Supplied data Block Start
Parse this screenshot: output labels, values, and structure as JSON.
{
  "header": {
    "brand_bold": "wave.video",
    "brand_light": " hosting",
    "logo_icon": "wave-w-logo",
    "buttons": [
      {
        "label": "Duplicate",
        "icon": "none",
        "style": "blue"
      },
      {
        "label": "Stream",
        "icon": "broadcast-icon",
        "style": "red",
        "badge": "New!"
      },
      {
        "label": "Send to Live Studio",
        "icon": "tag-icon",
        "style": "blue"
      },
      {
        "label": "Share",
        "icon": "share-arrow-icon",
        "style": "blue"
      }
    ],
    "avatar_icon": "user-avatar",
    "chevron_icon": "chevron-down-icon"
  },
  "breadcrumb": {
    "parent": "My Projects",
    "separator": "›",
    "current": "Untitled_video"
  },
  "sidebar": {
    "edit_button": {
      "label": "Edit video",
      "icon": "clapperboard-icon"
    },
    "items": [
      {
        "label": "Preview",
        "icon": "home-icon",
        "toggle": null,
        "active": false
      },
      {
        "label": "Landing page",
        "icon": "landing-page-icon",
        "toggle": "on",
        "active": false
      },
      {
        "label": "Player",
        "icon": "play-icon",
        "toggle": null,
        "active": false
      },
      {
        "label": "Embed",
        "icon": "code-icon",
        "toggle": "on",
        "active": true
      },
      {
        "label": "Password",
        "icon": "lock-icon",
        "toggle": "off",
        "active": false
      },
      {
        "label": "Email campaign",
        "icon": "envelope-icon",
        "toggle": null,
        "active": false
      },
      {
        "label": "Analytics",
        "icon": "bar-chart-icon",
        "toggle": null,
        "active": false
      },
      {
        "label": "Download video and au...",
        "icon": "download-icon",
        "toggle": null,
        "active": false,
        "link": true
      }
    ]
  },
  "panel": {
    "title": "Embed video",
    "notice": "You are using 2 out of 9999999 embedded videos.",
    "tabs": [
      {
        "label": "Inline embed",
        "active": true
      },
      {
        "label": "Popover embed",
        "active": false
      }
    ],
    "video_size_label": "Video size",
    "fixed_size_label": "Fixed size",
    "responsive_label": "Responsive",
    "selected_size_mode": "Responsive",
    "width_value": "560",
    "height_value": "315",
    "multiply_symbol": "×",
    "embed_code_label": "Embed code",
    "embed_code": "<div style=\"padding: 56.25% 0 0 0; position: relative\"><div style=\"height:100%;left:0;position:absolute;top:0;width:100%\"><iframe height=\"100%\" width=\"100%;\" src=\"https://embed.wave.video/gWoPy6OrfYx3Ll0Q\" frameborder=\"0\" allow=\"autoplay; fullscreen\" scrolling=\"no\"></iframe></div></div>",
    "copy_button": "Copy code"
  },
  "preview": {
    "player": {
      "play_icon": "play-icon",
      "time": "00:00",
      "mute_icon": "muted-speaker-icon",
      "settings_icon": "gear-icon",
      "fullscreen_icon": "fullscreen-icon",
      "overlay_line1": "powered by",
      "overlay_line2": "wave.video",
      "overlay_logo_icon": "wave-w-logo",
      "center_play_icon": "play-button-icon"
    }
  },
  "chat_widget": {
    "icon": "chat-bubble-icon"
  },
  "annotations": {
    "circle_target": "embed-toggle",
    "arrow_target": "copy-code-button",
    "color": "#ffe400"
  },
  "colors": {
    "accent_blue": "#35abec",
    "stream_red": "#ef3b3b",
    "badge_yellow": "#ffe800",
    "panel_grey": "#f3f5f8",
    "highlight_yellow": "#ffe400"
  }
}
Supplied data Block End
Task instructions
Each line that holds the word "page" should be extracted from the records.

Reply
        "label": "Landing page",
        "icon": "landing-page-icon",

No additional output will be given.